One of the UK's most prestigious former judges has said Sarah Everard's death has gained more prominence than other murders because she was white and beautiful.
Metropolitan Police officer Wayne Couzens used his police-issue handcuffs and warrant card to stage a fake arrest so he could kidnap 33-year-old Ms Everard before he raped and murdered her.
Baroness Hale of Richmond, the former president of the Supreme Court, described the killing as an “awful, awful case”.
She said: "If you practised law in the 1970s in the north of England, you would inevitably have encountered story after story of police officers abusing their position with women.
“It is not a new phenomenon.
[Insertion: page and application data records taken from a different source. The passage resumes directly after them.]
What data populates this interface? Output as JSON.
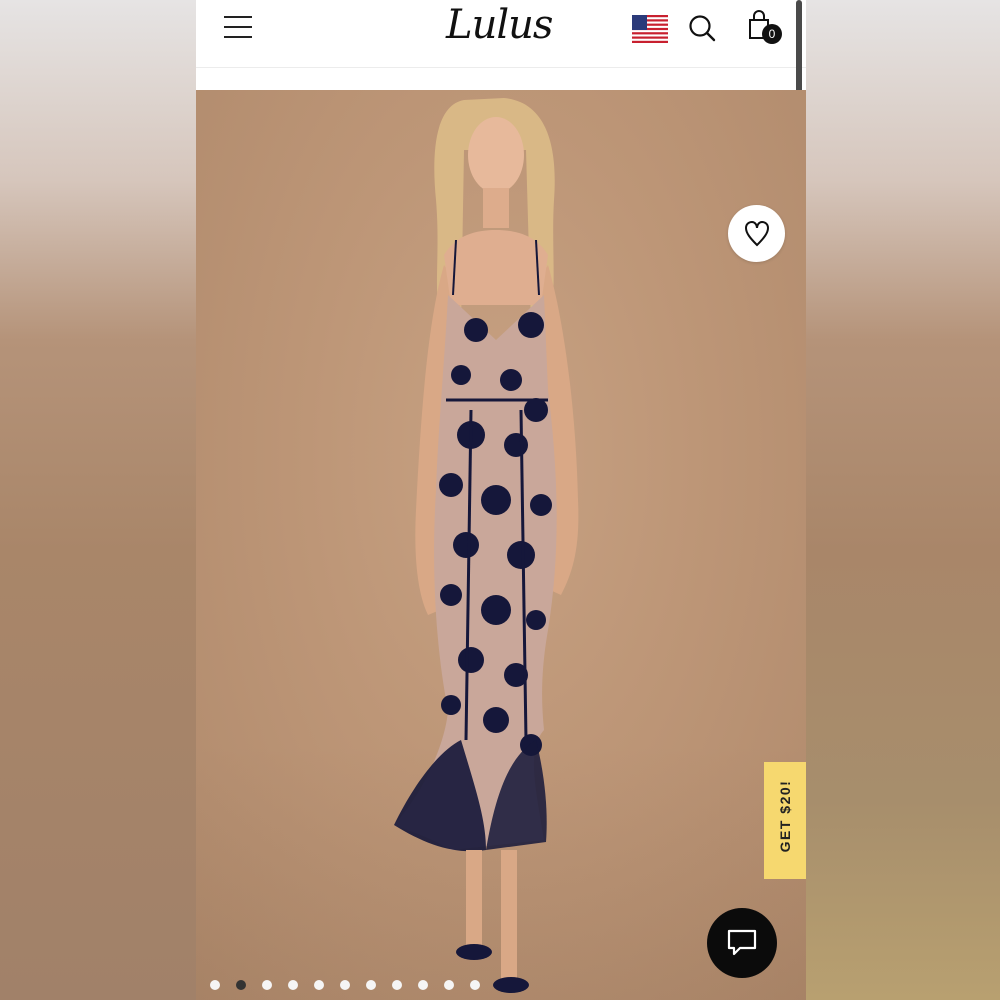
{
  "header": {
    "logo_text": "Lulus",
    "cart_count": "0",
    "icons": [
      "hamburger-menu-icon",
      "us-flag-icon",
      "search-icon",
      "shopping-bag-icon"
    ]
  },
  "gallery": {
    "slide_count": 11,
    "active_index": 1
  },
  "promo": {
    "label": "GET $20!",
    "color": "#f6d86f"
  },
  "colors": {
    "background": "#bd9677",
    "accent": "#0b0b0b",
    "dress": "#15173a"
  }
}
“What is new in recent weeks is the prominence given to a really, really horrible story and perhaps exacerbated by the fact that it was a young, beautiful, middle-class white woman, whereas all those women who’ve had equally horrible experiences haven’t had the prominence.
“But it’s good if it’s getting prominence, that’s very important and I don’t mind why it’s getting prominence, as long as it is.”
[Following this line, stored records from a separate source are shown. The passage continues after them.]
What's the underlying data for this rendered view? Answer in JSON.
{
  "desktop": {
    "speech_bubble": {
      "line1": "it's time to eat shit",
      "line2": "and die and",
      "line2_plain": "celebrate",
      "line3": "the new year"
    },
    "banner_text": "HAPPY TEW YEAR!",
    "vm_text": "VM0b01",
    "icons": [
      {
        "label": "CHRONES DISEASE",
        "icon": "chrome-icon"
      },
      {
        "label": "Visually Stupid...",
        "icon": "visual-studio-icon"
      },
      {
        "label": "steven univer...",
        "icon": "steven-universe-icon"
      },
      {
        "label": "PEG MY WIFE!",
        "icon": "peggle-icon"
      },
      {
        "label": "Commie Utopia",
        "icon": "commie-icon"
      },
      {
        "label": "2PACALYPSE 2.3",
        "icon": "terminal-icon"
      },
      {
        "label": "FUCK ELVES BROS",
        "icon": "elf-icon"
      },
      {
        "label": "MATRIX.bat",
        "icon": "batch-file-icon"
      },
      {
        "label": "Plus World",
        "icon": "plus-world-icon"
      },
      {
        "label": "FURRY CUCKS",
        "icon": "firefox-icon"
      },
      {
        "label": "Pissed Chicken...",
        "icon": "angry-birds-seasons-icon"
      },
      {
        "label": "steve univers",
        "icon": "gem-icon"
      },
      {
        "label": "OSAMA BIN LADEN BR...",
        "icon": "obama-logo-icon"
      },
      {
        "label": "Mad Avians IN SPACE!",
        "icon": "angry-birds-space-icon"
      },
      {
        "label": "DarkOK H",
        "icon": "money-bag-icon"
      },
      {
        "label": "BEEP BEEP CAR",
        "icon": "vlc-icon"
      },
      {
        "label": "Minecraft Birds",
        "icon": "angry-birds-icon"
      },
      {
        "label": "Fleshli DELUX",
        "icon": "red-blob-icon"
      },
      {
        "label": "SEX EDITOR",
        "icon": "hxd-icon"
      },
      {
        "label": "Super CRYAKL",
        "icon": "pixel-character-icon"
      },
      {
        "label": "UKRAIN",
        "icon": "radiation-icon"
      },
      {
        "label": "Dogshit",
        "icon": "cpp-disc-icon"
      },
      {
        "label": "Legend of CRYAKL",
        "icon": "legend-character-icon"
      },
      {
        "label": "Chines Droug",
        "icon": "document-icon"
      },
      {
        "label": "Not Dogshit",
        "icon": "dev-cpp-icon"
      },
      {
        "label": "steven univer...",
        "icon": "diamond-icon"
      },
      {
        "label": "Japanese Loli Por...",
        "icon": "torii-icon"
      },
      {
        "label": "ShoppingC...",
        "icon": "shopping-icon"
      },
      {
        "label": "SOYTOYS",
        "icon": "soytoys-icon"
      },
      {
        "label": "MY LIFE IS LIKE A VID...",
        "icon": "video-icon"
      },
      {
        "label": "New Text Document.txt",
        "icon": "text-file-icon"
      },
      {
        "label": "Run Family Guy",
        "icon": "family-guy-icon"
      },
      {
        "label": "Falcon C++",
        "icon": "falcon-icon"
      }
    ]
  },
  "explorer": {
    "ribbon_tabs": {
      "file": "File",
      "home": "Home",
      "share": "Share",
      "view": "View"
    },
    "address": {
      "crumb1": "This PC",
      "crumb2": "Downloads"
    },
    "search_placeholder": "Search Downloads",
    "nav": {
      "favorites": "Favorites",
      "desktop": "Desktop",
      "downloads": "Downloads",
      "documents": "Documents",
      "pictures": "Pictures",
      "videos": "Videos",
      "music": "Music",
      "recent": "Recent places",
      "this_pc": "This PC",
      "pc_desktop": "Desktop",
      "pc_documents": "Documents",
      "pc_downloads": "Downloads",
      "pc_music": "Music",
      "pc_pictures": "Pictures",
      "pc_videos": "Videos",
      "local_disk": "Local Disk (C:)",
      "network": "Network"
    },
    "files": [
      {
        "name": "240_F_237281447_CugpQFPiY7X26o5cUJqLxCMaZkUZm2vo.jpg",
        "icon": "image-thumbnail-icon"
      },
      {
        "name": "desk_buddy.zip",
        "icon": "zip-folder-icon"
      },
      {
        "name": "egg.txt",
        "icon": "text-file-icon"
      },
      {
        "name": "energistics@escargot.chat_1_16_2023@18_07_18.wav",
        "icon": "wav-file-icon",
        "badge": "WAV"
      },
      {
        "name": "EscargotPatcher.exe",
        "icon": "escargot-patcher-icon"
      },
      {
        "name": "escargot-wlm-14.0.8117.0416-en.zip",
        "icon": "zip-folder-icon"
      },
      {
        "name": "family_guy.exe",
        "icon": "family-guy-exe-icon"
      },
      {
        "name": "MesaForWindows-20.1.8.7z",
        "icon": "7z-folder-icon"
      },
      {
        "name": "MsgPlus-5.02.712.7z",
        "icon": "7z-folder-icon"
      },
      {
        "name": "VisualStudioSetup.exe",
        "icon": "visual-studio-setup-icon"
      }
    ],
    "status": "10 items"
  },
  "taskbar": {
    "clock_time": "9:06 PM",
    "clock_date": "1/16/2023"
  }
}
There have been widespread demands for the resignation of Met Police chief Dame Cressida Dick amid calls for action to restore the confidence of women in policing.
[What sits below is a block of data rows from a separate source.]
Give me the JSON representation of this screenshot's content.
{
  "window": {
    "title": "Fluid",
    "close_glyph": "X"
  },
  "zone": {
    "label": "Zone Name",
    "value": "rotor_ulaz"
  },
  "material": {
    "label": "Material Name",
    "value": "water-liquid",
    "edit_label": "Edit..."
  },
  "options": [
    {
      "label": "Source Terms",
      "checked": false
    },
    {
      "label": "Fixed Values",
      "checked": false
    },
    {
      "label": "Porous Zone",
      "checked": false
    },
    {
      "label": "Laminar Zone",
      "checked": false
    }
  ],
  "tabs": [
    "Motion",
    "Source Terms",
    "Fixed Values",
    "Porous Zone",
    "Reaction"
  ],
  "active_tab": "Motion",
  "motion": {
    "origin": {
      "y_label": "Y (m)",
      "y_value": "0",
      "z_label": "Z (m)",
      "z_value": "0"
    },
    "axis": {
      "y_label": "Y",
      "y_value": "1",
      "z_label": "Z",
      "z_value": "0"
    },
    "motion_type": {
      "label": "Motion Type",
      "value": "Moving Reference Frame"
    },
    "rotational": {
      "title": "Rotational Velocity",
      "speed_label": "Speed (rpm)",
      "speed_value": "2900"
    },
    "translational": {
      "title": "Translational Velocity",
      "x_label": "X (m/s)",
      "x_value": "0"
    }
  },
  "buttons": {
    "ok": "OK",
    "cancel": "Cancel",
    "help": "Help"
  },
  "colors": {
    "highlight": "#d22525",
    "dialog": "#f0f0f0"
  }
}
Baroness Hale said violence against women and girls at the hands of police officers has gone on for many years. But she refused to back calls for the Met chief to resign, saying it would not be “appropriate” for her to comment publicly.
Speaking at the Cheltenham Literature Festival, Lady Hale added: “If I had a view, I wouldn’t express it in company. I don’t think it’s appropriate for me to be expressing any view about what should happen.”
She went on: “The only view I would express about that awful, awful case is that."
This week it was revealed almost 2,000 police workers have been accused of sexual misconduct in the past four years.
The allegations – which include accusations of rape and offences against children – are spread across 39 forces and were made against officers, special constables and PCSOs.
A freedom of information request found 370 allegations of assault, nearly 100 of rape and 18 of child sex offences.
Lady Hale became president of the Supreme Court in 2017 and rose to national attention when she delivered the unanimous judgment of the court that Boris Johnson’s decision to suspend Parliament for five weeks two years ago was unlawful.
She retired last year.